(AVAILABLE DATA):

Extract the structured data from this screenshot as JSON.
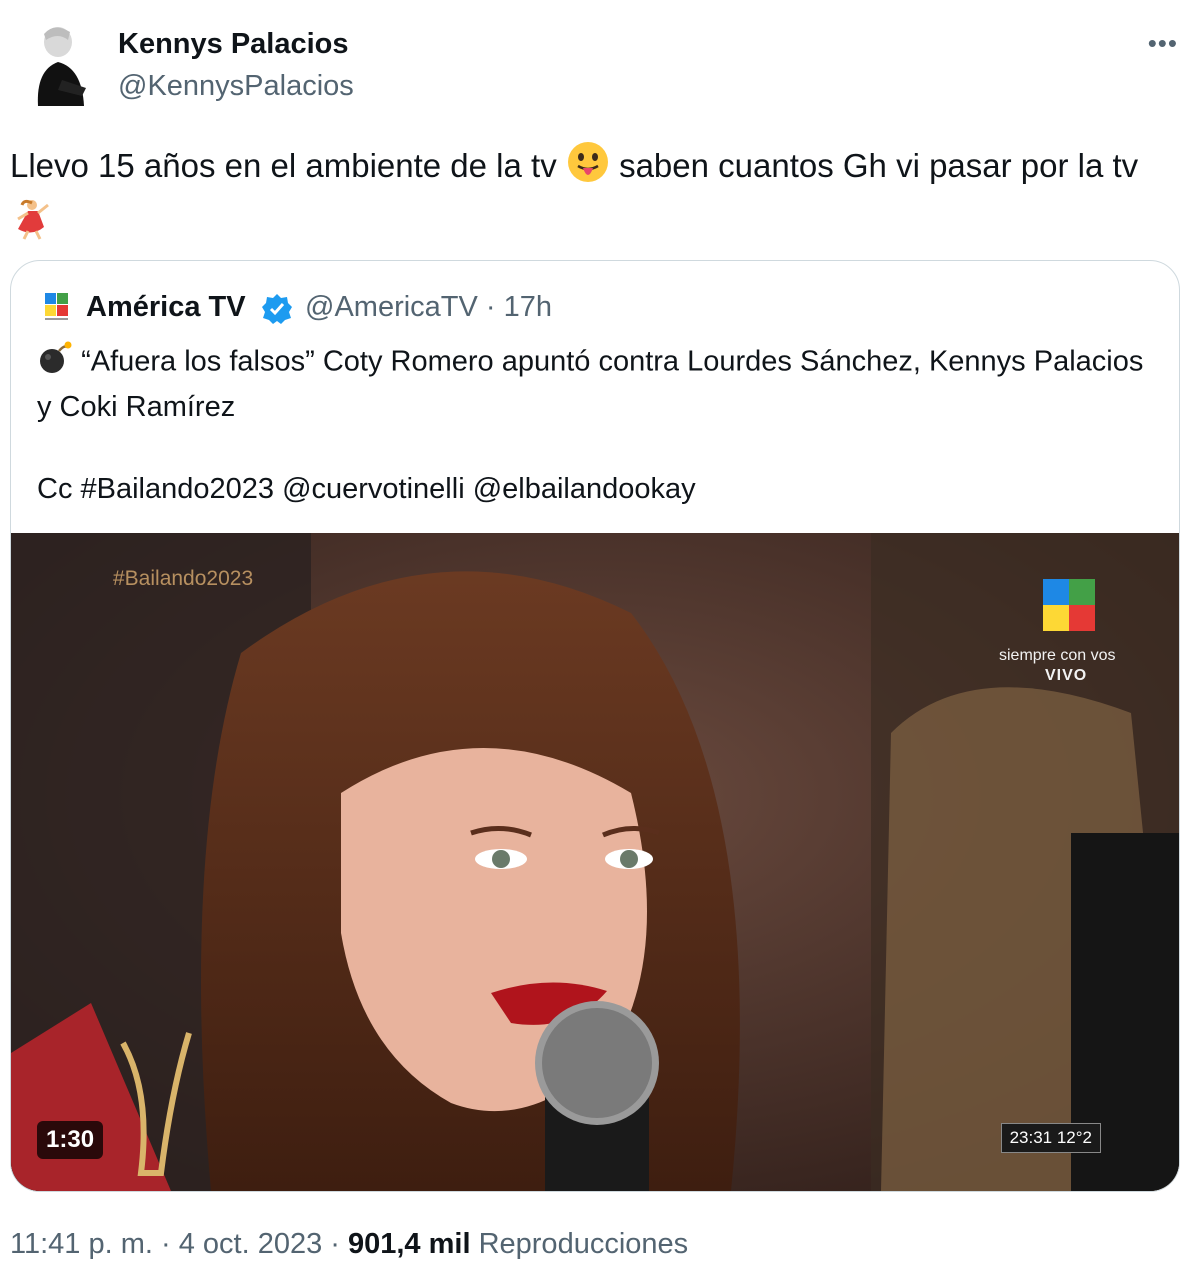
{
  "author": {
    "name": "Kennys Palacios",
    "handle": "@KennysPalacios"
  },
  "more_label": "•••",
  "tweet": {
    "text_part1": "Llevo 15 años en el ambiente de la tv",
    "text_part2": "saben cuantos Gh vi pasar por la tv",
    "emoji1": "face-with-tongue-icon",
    "emoji2": "dancer-icon"
  },
  "quoted": {
    "name": "América TV",
    "handle_time": "@AmericaTV · 17h",
    "line1": "“Afuera los falsos” Coty Romero apuntó contra Lourdes Sánchez, Kennys Palacios y Coki Ramírez",
    "line2": "Cc #Bailando2023 @cuervotinelli @elbailandookay",
    "verified_color": "#1d9bf0",
    "video": {
      "duration": "1:30",
      "overlay_hashtag": "#Bailando2023",
      "overlay_slogan": "siempre con vos",
      "overlay_live": "VIVO",
      "overlay_clock": "23:31  12°2"
    }
  },
  "footer": {
    "time_date": "11:41 p. m. · 4 oct. 2023 · ",
    "views_count": "901,4 mil",
    "views_label": "Reproducciones"
  }
}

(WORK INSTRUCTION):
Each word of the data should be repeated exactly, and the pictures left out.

(SOLVED EXERCISE):
Extract the structured data from this screenshot as JSON.
{
  "author": {
    "name": "Kennys Palacios",
    "handle": "@KennysPalacios"
  },
  "more_label": "•••",
  "tweet": {
    "text_part1": "Llevo 15 años en el ambiente de la tv",
    "text_part2": "saben cuantos Gh vi pasar por la tv",
    "emoji1": "face-with-tongue-icon",
    "emoji2": "dancer-icon"
  },
  "quoted": {
    "name": "América TV",
    "handle_time": "@AmericaTV · 17h",
    "line1": "“Afuera los falsos” Coty Romero apuntó contra Lourdes Sánchez, Kennys Palacios y Coki Ramírez",
    "line2": "Cc #Bailando2023 @cuervotinelli @elbailandookay",
    "verified_color": "#1d9bf0",
    "video": {
      "duration": "1:30",
      "overlay_hashtag": "#Bailando2023",
      "overlay_slogan": "siempre con vos",
      "overlay_live": "VIVO",
      "overlay_clock": "23:31  12°2"
    }
  },
  "footer": {
    "time_date": "11:41 p. m. · 4 oct. 2023 · ",
    "views_count": "901,4 mil",
    "views_label": "Reproducciones"
  }
}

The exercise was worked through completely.